··· INPUT RECORDS
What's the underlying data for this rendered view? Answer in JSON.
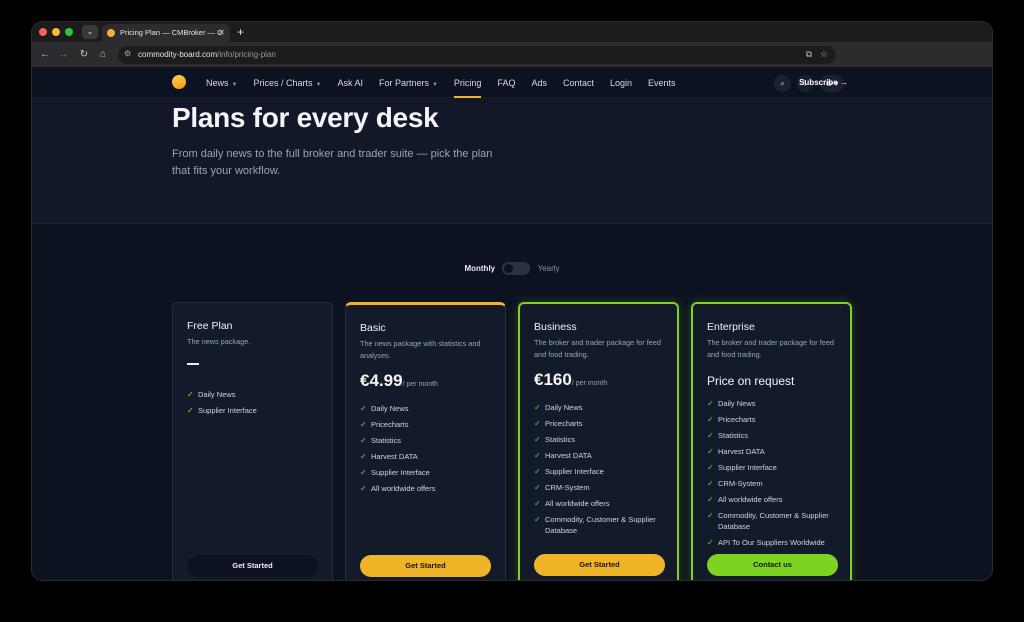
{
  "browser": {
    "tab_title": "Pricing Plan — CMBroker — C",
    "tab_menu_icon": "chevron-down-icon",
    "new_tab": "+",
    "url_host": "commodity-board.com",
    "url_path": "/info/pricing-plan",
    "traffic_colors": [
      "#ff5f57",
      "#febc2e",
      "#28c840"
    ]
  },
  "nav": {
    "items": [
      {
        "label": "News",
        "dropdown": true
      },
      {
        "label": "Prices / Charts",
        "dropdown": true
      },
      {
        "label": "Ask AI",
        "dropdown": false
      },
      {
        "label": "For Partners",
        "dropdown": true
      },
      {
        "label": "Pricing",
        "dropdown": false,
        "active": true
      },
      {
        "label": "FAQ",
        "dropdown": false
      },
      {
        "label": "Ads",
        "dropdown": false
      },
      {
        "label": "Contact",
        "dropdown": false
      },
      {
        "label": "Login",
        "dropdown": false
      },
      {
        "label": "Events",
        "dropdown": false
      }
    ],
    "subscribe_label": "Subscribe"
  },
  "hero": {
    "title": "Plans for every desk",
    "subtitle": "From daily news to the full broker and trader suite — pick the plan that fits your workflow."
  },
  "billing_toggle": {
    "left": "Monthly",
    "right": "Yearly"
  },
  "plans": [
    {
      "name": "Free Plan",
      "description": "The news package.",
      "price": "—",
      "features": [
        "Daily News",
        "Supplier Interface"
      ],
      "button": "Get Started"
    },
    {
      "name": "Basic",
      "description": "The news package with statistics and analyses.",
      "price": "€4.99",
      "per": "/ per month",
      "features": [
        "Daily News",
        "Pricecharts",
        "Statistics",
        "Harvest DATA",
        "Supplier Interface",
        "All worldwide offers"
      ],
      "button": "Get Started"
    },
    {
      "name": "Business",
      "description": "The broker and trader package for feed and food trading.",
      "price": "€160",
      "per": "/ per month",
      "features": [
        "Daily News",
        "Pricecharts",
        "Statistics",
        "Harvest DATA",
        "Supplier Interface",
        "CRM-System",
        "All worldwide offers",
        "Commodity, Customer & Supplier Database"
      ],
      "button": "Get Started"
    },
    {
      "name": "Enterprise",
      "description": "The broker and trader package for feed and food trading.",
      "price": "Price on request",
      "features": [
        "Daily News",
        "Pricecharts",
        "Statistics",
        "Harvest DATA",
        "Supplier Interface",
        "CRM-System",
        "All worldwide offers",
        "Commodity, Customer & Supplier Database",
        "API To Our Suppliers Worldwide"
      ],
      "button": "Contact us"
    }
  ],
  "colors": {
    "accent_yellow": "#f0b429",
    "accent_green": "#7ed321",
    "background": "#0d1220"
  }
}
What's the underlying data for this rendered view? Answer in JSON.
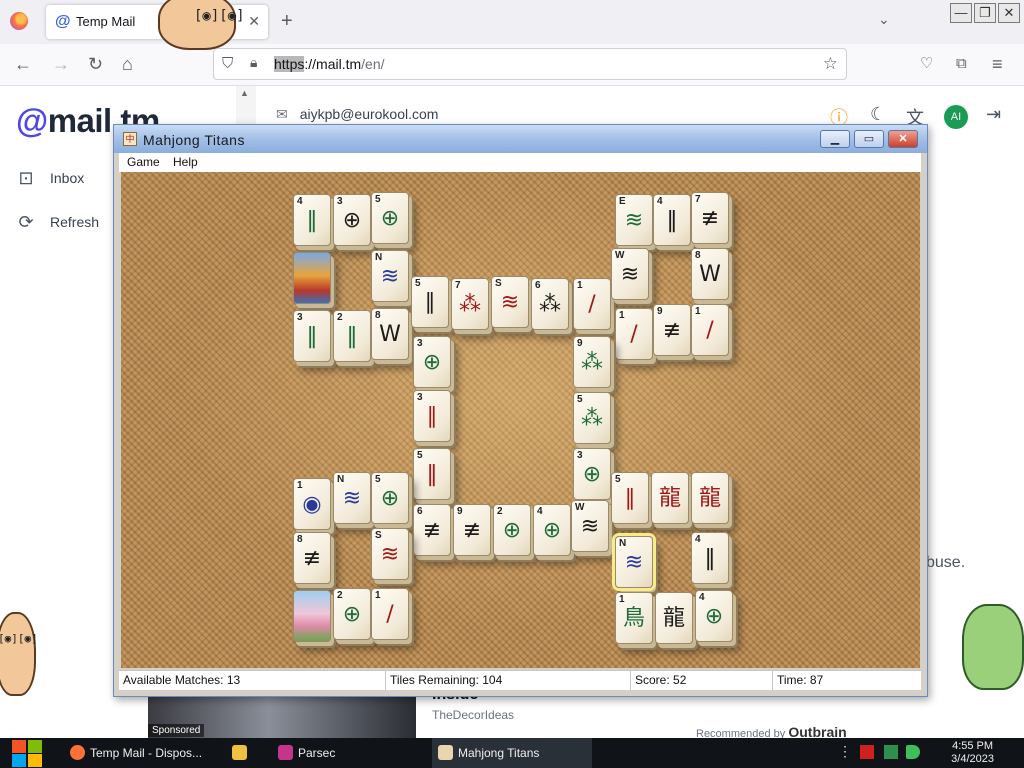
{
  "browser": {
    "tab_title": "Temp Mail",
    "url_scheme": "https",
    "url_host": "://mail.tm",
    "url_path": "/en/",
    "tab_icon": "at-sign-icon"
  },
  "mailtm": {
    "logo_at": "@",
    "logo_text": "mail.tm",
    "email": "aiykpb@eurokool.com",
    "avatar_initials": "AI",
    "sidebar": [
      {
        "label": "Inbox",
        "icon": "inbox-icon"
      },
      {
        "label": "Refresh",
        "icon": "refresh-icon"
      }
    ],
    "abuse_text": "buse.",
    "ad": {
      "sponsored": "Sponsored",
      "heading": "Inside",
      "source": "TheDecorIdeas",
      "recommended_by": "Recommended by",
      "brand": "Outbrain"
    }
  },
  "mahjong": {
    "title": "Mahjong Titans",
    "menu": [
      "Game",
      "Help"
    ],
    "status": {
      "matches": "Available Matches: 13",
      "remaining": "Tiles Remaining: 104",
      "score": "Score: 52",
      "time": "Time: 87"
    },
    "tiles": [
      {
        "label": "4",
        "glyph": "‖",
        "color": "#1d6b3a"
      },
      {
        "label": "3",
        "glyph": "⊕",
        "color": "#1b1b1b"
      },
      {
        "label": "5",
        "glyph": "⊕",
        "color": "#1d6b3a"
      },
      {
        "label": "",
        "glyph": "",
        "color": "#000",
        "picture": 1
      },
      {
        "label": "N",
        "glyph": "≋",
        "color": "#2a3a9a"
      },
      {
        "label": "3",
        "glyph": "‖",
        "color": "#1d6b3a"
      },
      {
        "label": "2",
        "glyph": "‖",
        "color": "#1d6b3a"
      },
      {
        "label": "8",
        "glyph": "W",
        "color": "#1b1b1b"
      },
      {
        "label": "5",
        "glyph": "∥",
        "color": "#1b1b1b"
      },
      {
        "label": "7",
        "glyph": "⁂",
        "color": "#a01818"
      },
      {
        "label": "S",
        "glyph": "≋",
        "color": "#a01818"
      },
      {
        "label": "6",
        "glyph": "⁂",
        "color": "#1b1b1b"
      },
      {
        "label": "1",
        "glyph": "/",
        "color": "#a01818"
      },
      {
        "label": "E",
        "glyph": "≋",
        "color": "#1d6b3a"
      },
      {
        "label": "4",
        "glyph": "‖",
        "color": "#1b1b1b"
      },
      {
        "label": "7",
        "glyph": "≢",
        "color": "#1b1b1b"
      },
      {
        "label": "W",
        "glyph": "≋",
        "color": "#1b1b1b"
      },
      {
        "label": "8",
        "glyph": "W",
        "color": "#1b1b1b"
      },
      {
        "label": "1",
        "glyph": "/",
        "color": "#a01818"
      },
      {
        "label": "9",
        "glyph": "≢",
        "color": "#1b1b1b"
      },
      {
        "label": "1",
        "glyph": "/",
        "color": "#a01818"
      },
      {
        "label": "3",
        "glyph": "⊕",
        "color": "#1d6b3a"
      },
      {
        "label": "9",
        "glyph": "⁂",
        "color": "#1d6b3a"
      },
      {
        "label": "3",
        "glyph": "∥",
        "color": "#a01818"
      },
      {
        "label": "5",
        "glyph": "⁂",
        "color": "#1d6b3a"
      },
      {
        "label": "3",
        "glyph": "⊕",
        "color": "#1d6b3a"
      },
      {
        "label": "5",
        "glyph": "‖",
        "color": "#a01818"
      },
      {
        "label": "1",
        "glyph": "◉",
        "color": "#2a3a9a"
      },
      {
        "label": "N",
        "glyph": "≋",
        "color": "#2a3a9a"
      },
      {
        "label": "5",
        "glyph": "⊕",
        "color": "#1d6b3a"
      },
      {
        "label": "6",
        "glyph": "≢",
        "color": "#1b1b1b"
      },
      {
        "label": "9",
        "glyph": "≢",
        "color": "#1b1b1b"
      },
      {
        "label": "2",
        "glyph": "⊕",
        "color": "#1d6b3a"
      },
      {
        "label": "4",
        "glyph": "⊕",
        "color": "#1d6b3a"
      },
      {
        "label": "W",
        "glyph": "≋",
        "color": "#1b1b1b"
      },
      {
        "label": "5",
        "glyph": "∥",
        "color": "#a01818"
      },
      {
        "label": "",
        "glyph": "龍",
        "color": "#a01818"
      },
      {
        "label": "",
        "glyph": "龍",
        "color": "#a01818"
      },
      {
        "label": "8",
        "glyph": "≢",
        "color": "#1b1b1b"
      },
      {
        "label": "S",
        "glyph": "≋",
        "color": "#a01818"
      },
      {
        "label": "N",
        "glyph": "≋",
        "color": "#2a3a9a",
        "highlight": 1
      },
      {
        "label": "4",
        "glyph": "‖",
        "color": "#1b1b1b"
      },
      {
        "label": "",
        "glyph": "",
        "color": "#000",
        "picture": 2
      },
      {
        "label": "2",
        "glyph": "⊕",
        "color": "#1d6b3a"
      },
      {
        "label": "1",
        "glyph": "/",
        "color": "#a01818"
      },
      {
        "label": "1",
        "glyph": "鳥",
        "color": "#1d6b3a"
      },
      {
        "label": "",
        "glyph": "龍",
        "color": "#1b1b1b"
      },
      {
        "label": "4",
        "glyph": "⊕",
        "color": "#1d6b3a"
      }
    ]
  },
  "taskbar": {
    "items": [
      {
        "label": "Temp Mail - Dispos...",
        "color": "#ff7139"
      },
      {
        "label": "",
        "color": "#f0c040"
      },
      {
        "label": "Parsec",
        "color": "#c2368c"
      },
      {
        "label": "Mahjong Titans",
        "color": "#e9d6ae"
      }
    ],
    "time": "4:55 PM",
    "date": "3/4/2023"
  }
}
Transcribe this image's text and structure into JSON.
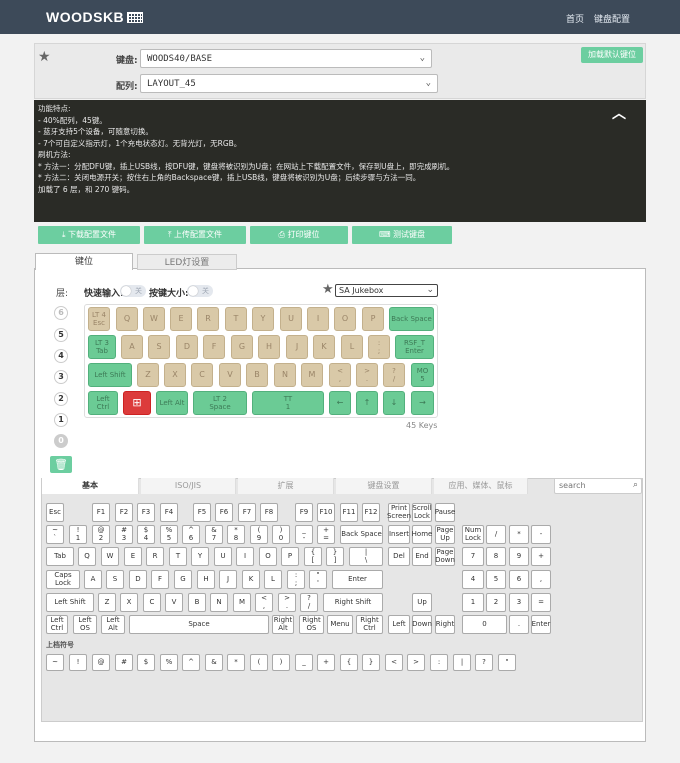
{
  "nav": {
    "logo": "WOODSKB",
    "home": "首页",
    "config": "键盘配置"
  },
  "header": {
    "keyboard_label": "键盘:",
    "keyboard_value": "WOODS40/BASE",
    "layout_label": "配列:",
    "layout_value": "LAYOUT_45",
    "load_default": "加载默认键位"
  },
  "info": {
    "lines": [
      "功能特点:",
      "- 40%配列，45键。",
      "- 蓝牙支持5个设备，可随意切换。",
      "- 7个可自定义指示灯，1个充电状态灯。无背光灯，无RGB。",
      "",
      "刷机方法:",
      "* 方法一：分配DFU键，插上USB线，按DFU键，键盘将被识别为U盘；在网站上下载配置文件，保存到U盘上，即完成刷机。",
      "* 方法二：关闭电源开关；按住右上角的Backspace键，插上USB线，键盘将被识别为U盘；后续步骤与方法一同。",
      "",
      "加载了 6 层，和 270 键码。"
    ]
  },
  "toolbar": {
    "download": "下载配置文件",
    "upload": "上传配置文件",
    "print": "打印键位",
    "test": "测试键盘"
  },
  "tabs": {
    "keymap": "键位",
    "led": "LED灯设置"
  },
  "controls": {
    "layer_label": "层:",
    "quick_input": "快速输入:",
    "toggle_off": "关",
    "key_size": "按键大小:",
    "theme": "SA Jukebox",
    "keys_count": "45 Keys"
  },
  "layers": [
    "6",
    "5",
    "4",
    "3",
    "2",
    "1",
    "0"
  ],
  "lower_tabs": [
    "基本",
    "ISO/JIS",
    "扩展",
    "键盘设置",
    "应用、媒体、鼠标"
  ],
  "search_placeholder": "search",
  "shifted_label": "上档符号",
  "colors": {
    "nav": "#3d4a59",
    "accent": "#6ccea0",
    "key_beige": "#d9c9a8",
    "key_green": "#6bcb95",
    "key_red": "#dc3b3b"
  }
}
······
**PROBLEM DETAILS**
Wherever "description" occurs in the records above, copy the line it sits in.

**EXPECTED ANSWER**
      "description": "The news package.",
      "description": "The news package with statistics and analyses.",
      "description": "The broker and trader package for feed and food trading.",
      "description": "The broker and trader package for feed and food trading.",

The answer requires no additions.